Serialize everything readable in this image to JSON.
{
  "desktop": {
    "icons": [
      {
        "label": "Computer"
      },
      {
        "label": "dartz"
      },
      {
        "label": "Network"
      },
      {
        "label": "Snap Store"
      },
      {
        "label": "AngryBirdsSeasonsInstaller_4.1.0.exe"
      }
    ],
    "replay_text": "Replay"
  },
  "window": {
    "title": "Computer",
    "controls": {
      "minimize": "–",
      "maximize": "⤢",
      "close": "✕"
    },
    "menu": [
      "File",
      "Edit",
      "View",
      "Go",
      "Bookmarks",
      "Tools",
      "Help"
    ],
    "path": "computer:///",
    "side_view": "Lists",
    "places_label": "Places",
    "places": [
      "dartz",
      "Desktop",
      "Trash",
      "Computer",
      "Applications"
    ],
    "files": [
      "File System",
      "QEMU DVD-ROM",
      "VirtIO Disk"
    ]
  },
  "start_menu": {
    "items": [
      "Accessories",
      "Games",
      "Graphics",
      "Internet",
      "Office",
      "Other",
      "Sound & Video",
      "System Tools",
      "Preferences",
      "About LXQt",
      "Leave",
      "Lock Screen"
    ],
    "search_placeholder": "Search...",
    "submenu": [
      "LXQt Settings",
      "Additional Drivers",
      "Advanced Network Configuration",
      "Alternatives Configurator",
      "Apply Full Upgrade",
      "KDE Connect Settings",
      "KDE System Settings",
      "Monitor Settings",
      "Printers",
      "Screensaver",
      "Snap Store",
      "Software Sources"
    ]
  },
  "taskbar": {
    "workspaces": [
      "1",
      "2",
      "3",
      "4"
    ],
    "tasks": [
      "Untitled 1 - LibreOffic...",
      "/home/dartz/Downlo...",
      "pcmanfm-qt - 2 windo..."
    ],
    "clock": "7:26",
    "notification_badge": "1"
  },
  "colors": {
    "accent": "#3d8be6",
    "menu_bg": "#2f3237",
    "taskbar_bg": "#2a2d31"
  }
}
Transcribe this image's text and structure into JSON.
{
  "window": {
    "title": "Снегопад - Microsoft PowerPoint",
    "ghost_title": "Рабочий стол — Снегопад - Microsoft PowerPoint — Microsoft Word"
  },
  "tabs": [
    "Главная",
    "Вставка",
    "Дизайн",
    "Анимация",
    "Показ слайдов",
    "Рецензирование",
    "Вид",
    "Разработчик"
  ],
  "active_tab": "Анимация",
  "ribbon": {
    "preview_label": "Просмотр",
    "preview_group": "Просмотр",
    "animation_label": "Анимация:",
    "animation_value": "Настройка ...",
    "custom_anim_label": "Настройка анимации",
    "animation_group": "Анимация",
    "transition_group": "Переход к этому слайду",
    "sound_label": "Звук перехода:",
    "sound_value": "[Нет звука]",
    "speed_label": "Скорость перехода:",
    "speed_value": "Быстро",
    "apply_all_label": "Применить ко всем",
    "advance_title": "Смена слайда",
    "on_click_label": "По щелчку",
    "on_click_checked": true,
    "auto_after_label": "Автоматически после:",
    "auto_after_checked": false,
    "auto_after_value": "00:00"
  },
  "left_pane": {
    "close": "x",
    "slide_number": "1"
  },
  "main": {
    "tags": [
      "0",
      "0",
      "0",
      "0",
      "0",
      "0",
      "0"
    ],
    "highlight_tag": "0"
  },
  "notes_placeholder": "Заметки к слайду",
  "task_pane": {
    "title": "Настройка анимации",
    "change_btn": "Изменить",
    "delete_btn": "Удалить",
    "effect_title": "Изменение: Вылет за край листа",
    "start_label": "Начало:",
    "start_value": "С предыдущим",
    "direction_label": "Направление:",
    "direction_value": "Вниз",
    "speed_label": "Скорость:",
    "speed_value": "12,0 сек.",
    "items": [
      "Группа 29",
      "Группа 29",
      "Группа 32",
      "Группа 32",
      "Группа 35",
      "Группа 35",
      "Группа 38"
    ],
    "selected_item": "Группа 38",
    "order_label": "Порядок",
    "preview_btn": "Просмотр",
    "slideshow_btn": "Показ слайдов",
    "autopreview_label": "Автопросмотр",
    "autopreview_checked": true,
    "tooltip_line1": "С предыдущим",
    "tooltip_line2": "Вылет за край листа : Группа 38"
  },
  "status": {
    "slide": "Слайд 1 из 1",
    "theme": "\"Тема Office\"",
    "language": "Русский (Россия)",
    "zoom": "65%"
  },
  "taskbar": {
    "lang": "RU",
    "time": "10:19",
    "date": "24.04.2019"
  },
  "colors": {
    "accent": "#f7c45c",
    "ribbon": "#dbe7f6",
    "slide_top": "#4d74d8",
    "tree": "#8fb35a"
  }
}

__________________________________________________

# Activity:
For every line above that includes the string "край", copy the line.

# Finished exercise:
    "effect_title": "Изменение: Вылет за край листа",
    "tooltip_line2": "Вылет за край листа : Группа 38"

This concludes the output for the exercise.